We had our last day of workshop on Sunday. I have to say: it blew by. I can’t believe we’re done. On the other side of it, though: it was a pretty excellent experience.
Not that I didn’t begin with any reservations. In fact, I had a moderate case of buyer’s remorse that first week. It had been 4+ years since I’d been in a workshop. I wasn’t sure about my ability to pull off science fiction. And it was a new format: everything conducted via the writing website, Wet.Ink, and over video chat.
(We did have our fair share of technical difficulties, by the way, but it worked out.)
With a year’s worth of teaching composition under my belt, I think I had forgotten a bit what it’s like to talk about writing with people who all actually want to be writing. Which is to say: awesome. The enthusiasm and advice of my teacher and classmates was great. It was a much gentler approach than MFA workshop, largely due to the quick pace (we were turning in first drafts except for the final portfolio). But I didn’t mind that; I don’t think MFA needs to be as harsh it is sometimes. And I include some of my own past critiques in that.
But obviously a major point of this particular exercise was to get back to writing fiction and I am so happy to say it worked. I got three complete stories and three WIPs out of just six weeks of writing. I revised two for portfolio. And I’m in the process of sending stuff out for the first time in a while.
I will say: I forgot how jittery submissions make me. As I think I’ve said in the past–the key is to have other projects to work on and to have a solid handful of pieces out at a time. That way you can’t obsess about one market’s response so much. I’m not to the handful of pieces point, but I do have other projects.

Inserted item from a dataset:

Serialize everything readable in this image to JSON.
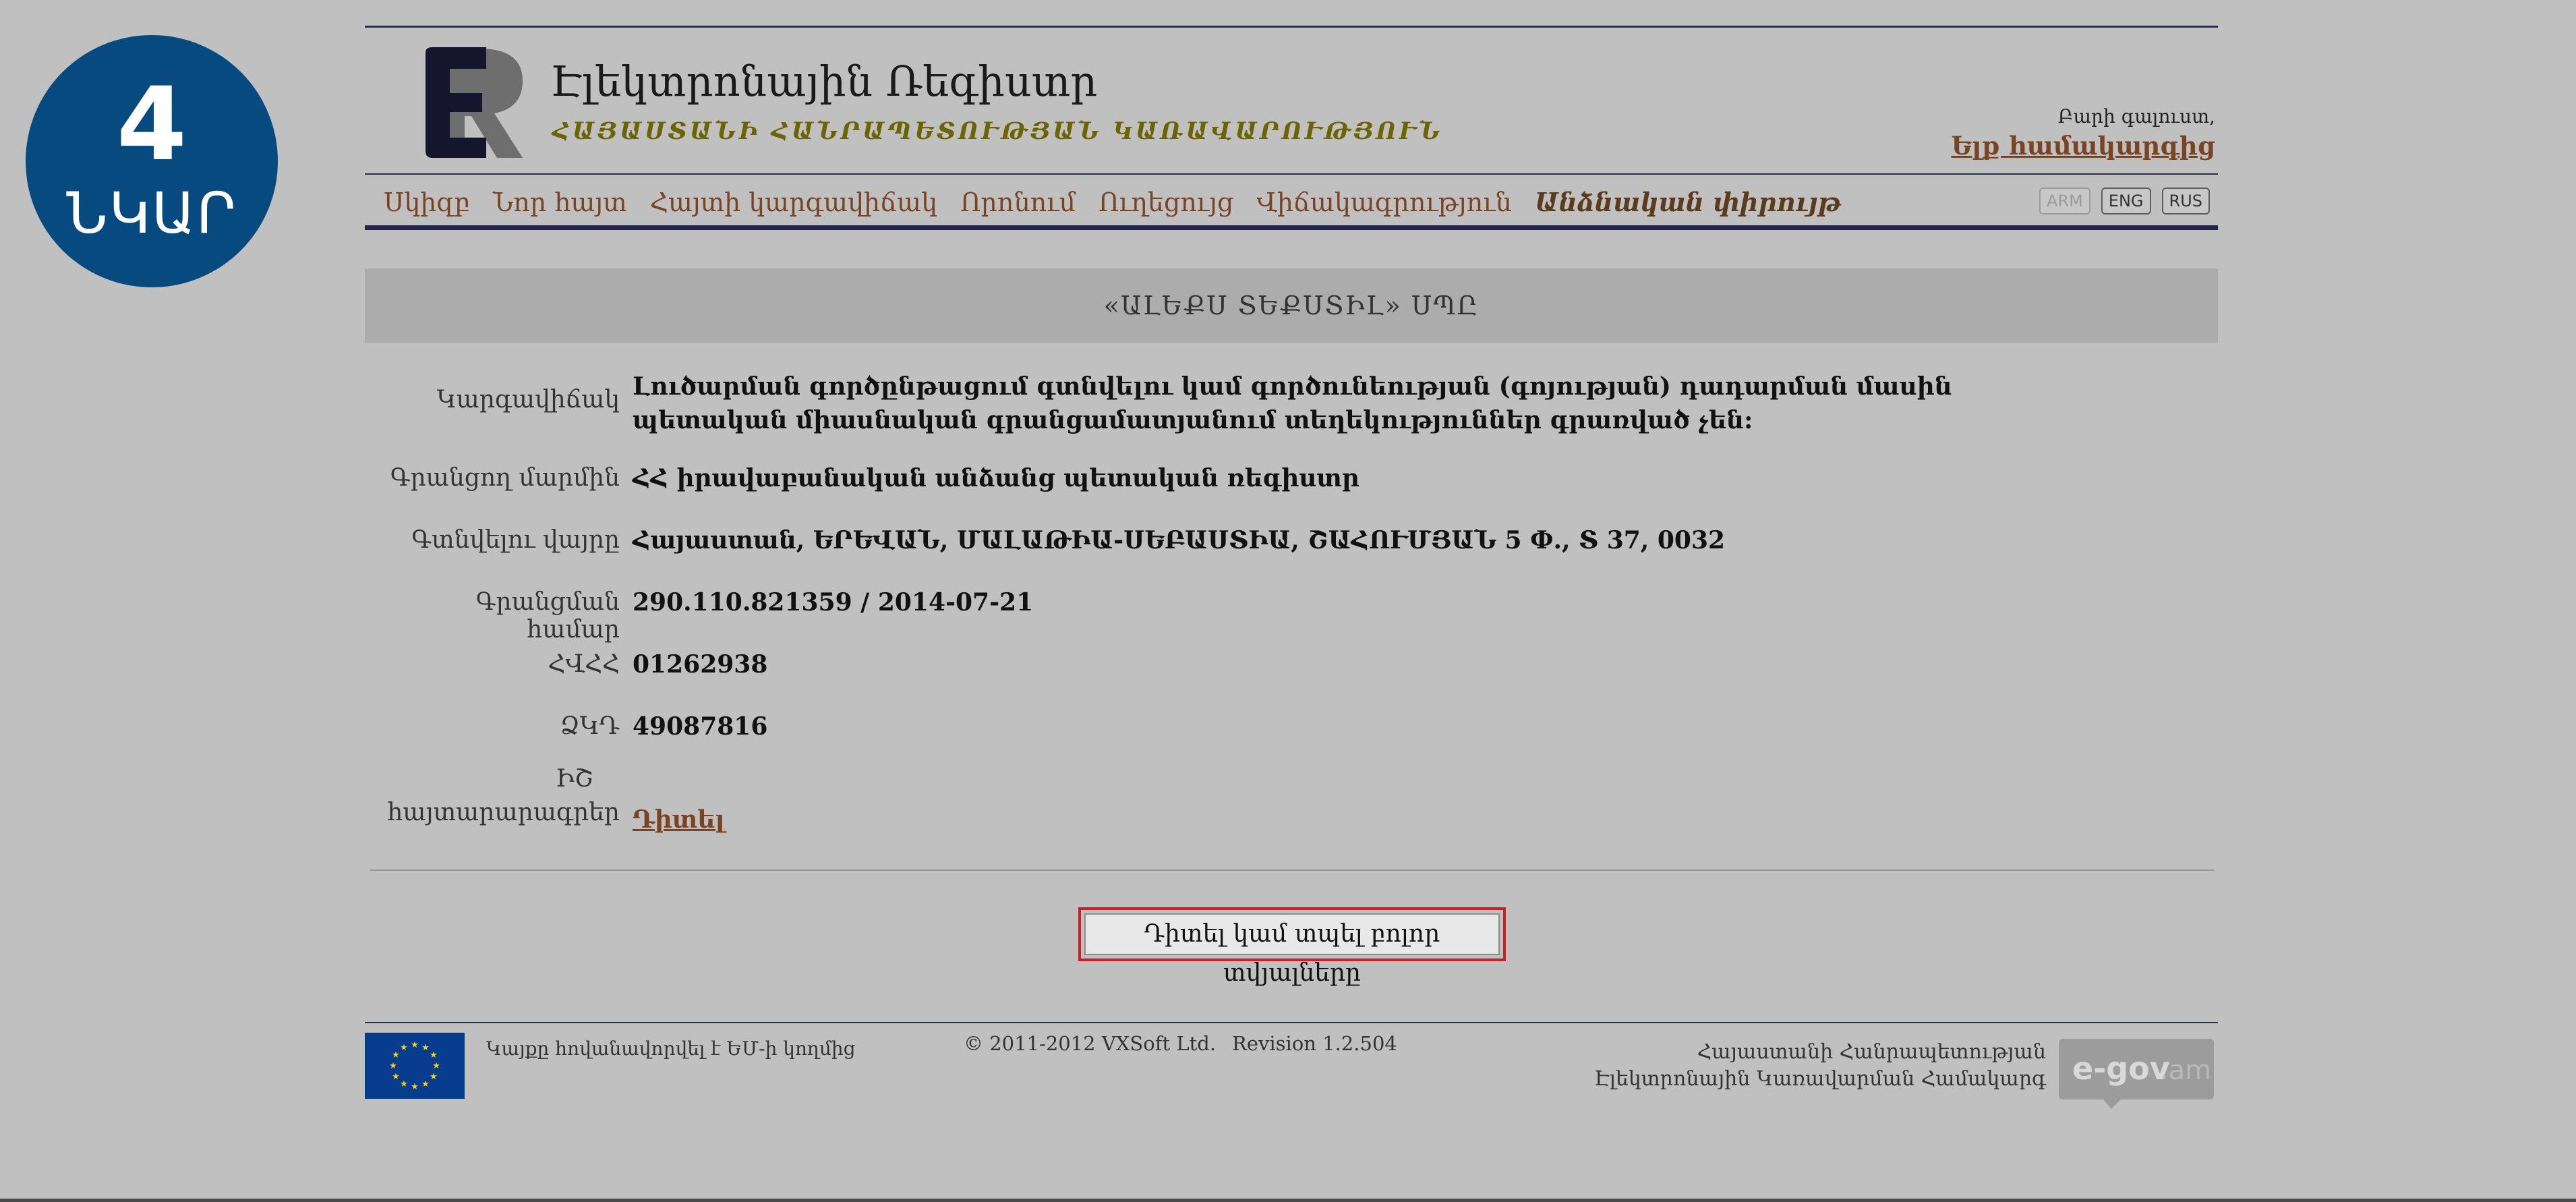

Because that’s the other positive effect of this experience. I feel motivated. Energetic. I want to finish the stories I started this summer; I also want to start working on the enormous backlog I’ve built up over the last couple years of relative stagnation. I’m still trying to avoid the submissions deadline-driven approach, although you can’t really avoid thinking about them altogether. I do think I can find ways to cultivate and maintain space, which will help.
Lastly, it’s always unspeakably nice to make new writer friends. I’m hoping we can find ways to keep our little group in touch. Writing’s a lonely enough endeavor on its own. We should add people to our support systems whenever we can. (And return that support!)
tl;dr: Loved my workshop, excited to be writing again, will probably never love sending out submissions, and people can be pretty cool.